Dataset rows for apps and sites
== Segment start ==

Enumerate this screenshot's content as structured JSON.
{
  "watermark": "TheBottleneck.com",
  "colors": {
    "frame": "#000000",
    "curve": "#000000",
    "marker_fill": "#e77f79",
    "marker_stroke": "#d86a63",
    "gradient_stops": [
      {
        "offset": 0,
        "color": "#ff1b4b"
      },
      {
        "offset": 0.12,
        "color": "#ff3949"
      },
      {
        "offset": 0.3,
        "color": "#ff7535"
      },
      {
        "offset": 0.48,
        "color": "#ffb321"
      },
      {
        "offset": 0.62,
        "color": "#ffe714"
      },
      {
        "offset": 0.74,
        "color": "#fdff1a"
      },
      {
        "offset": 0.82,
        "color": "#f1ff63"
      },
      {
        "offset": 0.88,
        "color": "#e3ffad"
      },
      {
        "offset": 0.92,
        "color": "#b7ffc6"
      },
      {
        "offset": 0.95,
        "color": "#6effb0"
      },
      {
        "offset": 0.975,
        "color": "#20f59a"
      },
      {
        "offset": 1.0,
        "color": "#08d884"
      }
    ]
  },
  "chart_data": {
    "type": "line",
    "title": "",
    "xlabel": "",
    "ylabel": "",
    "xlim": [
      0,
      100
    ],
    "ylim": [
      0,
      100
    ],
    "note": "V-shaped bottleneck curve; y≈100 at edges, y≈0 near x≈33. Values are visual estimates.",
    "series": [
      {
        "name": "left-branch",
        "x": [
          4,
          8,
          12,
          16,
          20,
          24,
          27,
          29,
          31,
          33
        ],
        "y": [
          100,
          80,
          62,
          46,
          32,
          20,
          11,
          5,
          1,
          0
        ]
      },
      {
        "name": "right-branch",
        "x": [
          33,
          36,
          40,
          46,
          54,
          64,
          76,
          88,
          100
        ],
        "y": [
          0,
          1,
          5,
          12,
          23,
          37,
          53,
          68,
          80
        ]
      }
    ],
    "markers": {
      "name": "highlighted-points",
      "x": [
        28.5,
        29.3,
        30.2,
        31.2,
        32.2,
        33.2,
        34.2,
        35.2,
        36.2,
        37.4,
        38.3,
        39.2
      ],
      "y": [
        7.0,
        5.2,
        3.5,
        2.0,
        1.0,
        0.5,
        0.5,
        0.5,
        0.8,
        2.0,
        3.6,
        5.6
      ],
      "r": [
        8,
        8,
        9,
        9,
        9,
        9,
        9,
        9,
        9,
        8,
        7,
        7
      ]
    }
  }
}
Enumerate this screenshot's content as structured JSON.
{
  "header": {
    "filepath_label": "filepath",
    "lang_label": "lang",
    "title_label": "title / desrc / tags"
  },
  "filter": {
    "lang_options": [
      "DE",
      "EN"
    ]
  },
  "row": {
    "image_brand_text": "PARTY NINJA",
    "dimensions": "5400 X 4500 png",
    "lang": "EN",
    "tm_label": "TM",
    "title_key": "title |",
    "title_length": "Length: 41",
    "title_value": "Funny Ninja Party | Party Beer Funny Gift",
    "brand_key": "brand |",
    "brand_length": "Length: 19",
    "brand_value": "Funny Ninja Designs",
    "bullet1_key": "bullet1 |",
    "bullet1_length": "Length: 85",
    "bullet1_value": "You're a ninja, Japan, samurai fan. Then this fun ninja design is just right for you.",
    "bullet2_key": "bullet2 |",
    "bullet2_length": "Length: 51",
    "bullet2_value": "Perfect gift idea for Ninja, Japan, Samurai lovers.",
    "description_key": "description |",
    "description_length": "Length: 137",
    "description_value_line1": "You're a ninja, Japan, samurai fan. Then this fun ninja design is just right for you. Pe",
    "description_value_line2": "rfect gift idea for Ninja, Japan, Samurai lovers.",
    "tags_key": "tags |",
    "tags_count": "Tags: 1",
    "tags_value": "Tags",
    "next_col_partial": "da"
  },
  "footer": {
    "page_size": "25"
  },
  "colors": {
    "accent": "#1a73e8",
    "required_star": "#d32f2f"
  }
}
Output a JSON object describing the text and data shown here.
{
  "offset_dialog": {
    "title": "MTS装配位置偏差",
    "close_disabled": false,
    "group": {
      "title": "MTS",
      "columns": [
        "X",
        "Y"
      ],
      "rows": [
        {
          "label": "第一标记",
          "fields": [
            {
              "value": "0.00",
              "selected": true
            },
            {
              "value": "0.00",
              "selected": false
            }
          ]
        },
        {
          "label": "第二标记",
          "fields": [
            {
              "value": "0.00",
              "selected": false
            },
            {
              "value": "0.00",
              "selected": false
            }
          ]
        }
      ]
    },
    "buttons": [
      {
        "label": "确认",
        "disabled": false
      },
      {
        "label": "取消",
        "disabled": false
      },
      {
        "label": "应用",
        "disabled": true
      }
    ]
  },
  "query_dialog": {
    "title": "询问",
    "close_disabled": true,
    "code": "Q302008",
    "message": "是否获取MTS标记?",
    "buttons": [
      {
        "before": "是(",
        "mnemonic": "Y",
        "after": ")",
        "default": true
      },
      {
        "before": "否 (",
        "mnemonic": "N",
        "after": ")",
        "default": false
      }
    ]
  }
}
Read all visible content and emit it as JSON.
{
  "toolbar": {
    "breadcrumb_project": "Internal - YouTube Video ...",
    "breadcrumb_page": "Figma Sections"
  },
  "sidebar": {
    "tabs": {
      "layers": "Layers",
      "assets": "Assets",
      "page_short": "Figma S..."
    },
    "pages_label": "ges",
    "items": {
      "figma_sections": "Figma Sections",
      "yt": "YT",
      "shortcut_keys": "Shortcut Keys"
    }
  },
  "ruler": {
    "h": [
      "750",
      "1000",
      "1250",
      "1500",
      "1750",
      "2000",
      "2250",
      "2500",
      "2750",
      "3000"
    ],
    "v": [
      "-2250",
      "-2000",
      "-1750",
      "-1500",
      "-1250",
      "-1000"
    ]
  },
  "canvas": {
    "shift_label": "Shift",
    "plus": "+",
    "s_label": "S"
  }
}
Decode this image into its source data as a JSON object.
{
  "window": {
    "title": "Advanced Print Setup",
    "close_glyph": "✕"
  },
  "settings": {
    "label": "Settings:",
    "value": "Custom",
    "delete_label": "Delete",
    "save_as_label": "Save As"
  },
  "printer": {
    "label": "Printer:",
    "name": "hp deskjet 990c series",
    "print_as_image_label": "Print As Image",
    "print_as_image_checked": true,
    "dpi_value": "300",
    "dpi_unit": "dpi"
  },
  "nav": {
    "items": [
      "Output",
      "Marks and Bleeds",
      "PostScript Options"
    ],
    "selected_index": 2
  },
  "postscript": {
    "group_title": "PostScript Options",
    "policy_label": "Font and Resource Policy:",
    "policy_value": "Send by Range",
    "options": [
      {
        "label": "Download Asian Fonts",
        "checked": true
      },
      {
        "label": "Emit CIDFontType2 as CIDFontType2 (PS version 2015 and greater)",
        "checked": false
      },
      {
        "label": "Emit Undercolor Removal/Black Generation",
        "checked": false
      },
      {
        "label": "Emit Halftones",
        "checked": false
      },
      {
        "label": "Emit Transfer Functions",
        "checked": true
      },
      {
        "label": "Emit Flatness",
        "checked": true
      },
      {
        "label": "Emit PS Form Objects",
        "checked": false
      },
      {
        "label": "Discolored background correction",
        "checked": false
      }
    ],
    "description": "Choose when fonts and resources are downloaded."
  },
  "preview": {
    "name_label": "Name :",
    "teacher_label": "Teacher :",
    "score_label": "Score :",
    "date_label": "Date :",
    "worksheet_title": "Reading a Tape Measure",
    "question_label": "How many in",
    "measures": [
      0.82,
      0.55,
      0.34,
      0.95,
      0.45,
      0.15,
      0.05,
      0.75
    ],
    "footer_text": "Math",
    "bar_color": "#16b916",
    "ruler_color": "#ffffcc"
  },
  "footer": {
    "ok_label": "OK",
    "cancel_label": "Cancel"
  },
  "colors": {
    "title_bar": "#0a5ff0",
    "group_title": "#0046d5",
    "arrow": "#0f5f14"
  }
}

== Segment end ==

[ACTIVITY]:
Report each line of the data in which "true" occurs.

[SOLUTION FOR THIS EXERCISE]:
              "selected": true
        "disabled": true
    "close_disabled": true,
        "default": true
    "print_as_image_checked": true,
        "checked": true
        "checked": true
        "checked": true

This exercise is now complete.